Once highlighted, you can write normal text in a markdown cell.
The procedure is the same. Write some text in the markdown cell and then run the cell the same as you would for a code cell. Jupyter would interpret the markdown language and display text according to the markdown syntax.
There are many features in Markdown e.g. you can write headings in the notebook and create lists.
## This is a heading Below is a list - point number 1 - point number 2
Copy the above text into a markdown cell and run it. you will see the output shown below.
This markdown functionality provides certain structuring to the code which makes it very easier to read and gives a nice look to the notebook overall. You can explore the markdown capabilities by reading its documentation.
“““`Additional Functionality: Magic Functions
Jupyter Notebook has a set of built-in functions called the magic functions. These functions are invoked using the percentage symbol ‘%’ and enhance the usability of the notebook.
You can find the entire list of magic functions in the official documentation here.
For this article, I will only discuss which I found most useful.
1. Timing functions
There are certain timing functions that you can use in Jupyter Notebook to record the execution time of a certain block or line of code. To find the execution time of an entire cell you place the ‘%time’ command at the top of the cell.

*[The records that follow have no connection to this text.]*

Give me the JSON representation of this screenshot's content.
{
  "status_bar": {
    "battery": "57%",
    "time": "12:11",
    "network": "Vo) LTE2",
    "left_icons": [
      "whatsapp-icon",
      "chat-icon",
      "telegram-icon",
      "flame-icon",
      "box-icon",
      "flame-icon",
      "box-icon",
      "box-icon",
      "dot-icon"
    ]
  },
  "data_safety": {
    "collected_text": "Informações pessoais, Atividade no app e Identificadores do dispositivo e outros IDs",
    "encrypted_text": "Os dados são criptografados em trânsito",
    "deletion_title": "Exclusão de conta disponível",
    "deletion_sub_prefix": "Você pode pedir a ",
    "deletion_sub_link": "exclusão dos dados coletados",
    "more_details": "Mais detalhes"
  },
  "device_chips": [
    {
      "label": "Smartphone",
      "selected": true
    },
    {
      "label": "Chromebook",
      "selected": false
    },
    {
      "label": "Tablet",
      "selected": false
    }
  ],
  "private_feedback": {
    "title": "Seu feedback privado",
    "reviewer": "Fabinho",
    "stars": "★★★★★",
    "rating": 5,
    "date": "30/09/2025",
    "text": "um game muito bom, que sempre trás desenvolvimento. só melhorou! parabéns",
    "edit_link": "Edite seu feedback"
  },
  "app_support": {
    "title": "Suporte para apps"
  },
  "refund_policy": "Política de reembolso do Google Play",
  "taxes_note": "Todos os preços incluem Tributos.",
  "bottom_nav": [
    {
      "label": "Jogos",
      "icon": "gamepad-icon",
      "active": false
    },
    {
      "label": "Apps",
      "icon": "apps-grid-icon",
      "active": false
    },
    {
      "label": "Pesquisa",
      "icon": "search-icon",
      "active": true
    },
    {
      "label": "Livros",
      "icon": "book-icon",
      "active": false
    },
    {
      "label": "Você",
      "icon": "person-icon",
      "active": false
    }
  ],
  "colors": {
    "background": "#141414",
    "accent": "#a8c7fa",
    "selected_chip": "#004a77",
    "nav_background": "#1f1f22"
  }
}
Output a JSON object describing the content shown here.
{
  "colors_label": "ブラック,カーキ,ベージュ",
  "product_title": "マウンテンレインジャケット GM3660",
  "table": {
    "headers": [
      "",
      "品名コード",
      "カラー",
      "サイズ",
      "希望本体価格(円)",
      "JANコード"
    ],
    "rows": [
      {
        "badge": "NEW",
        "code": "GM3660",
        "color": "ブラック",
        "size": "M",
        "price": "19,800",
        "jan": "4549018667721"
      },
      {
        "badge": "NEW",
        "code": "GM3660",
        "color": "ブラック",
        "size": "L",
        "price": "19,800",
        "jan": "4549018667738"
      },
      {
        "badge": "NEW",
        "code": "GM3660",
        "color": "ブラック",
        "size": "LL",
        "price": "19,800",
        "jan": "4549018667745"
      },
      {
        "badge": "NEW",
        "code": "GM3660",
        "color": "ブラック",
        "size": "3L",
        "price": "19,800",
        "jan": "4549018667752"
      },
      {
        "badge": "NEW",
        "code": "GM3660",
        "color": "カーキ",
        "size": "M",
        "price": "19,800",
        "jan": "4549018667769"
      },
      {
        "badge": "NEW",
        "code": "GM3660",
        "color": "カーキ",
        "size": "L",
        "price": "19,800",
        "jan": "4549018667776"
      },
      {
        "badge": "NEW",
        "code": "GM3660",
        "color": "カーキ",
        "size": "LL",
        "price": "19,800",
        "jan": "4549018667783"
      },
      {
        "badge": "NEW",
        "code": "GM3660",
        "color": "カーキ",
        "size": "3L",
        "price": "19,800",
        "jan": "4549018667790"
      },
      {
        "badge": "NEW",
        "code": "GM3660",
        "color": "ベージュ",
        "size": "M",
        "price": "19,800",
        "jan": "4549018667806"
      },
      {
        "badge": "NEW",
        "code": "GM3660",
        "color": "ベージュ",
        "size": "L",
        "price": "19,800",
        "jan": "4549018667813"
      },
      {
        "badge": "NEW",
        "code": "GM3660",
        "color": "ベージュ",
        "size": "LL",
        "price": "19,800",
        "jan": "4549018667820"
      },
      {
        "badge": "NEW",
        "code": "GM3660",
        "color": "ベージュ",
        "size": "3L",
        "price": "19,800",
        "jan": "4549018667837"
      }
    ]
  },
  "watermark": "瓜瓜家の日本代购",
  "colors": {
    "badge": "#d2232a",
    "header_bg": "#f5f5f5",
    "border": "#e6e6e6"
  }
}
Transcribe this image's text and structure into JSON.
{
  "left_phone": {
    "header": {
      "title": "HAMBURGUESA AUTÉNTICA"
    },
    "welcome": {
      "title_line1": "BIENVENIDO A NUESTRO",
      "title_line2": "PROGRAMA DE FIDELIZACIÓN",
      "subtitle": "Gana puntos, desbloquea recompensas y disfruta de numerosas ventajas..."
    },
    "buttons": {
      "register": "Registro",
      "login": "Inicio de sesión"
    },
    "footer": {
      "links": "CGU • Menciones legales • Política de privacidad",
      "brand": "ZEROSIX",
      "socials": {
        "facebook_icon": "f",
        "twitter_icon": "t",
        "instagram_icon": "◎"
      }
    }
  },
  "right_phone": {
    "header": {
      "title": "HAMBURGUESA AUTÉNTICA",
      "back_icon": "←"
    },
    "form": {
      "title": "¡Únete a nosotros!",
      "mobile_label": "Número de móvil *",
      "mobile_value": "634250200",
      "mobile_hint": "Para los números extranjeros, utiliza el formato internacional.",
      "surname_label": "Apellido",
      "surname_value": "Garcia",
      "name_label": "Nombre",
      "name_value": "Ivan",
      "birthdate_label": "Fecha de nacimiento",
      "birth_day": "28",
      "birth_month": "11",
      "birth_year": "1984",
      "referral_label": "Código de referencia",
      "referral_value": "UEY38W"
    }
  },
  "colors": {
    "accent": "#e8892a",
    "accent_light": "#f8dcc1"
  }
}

%%time #will output the time taken to execute this entire cell print("Execution Started...") for i in range(1000000): a = i print("Execution complete")
We can see that this cell took 68.5 ms to execute on my system.
We can also specify to only find the execution time of 1 statement in the entire cell. We need to change the magic function to ‘%time’
#added some extra statements to be executed a = 2 b = a print("Execution Started...") %time for i in range(1000000):a = i #time for this statement will be recoreded print("Execution complete")
the ‘%time’ looks for an executable statement exactly in front of it and records its execution time.
The order in which these lines are printed shows that execution time was only recorded for the for loop and was printed out and then the final print statement was executed.
Since execution times can vary every time the code is run, it is a good practice to take the average of multiple runs. Good thing Jupyter also has a magic function for this. Just add ‘%%timeit’ at the top of the cell.
%%timeit #entire cell will be executed multiple times #added some extra statements to be executed a = 2 b = a print("Running cell..") for i in range(1000000):a = i
The multiple prints in the output tell us that the cell was executed multiple times and an average was provided at the end.
2. Interactive plots in Matplotlib
A very big challenge in data visualization in MatPlotlib is that the visualizations you create are static unless you write some very complex code.
Well, Jupyter Notebook has got you covered. Run the following command in an empty cell in your Jupyter Notebook; ‘%matplotlib notebook’.
Below is a plot in a Jupyter Notebook without the magic command.
And now with the magic command.
The above plot allows you to zoom into the data points and hover around for a better view.
The %matplotlib magic command has multiple options. If you use the ‘qt’ option, it allows you even more ways to interact with the plot. Your magic command will look like this now.
NOTE: If Jupyter throws a warning when running the magic command then no need to worry, you just need to restart your kernel and then run the code again.
With the qt backend, the plot opens in a new window that has several new features.
You have several options to change the layout, edit the axis and even save the plot as an image file.
Though IDE-based programming is the general way for a programmer, using a notebook is very helpful, for data scientists. You can change whatever parameters you like and then rerun only the desired cells. On top of all of this, the added functionality of the notebook such as writing markdown text and magic functions helps in creating an actual notebook that others can read and understand easily.